* **To do**: Show every line below where "label" appears.

*** Opening of Records for the exercise ***

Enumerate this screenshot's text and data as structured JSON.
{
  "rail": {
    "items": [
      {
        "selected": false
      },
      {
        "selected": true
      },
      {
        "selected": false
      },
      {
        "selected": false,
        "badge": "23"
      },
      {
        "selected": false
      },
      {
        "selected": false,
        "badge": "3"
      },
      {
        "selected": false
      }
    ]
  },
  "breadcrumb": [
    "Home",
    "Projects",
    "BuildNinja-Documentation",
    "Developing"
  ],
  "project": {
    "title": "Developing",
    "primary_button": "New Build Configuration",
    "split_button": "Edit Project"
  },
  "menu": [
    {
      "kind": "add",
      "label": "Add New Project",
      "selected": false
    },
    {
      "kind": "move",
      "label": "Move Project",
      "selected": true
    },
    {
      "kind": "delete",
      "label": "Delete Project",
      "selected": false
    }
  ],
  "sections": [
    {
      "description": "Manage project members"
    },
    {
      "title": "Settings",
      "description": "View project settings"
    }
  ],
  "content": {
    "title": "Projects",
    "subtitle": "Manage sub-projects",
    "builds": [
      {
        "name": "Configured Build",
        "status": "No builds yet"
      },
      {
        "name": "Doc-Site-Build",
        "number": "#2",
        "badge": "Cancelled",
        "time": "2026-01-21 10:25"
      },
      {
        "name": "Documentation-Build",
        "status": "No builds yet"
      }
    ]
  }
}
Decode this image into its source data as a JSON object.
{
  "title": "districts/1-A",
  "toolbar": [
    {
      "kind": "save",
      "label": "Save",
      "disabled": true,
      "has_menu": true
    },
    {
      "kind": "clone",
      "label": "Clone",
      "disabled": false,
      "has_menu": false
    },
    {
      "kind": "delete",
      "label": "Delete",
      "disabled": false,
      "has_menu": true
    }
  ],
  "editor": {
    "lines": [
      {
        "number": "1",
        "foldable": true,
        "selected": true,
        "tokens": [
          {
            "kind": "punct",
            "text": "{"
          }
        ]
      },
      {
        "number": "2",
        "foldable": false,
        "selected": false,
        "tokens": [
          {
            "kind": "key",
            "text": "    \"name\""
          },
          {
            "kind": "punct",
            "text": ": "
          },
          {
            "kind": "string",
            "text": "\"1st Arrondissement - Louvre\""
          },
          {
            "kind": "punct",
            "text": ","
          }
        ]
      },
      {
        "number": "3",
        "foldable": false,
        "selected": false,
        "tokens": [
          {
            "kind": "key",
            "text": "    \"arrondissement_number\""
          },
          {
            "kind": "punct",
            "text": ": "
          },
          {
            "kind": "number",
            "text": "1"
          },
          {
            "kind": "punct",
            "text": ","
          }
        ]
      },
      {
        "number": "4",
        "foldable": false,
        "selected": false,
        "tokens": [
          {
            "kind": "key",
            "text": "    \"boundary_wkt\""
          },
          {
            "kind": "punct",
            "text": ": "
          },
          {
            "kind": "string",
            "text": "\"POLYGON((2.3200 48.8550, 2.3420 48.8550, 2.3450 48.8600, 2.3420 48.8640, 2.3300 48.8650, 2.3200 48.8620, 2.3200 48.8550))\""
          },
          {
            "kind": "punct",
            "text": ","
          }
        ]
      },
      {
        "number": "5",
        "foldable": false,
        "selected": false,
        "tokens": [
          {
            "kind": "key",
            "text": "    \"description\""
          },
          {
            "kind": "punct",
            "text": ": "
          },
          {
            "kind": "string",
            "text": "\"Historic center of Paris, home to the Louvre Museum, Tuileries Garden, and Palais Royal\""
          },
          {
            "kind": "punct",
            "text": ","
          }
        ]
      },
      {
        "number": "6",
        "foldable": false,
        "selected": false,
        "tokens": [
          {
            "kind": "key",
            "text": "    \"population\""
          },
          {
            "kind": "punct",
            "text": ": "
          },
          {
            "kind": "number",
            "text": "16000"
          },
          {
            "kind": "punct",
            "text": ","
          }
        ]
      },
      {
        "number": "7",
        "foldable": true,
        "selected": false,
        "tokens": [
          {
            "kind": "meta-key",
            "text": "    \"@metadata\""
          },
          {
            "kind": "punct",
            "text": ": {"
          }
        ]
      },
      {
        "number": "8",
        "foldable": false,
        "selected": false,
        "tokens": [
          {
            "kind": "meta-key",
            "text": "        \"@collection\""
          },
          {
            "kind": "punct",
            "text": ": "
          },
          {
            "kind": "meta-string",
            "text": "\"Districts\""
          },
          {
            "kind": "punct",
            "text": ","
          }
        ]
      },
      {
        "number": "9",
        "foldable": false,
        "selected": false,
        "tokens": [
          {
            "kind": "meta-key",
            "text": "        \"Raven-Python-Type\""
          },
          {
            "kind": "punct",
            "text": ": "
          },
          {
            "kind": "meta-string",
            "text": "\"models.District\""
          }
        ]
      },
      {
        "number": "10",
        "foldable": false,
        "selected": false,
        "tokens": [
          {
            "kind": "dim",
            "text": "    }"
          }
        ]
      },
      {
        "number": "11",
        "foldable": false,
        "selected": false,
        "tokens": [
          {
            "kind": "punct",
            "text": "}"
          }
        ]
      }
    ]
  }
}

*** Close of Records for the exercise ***

* **Answer for the task**:
      "label": "Add New Project",
      "label": "Move Project",
      "label": "Delete Project",
      "label": "Save",
      "label": "Clone",
      "label": "Delete",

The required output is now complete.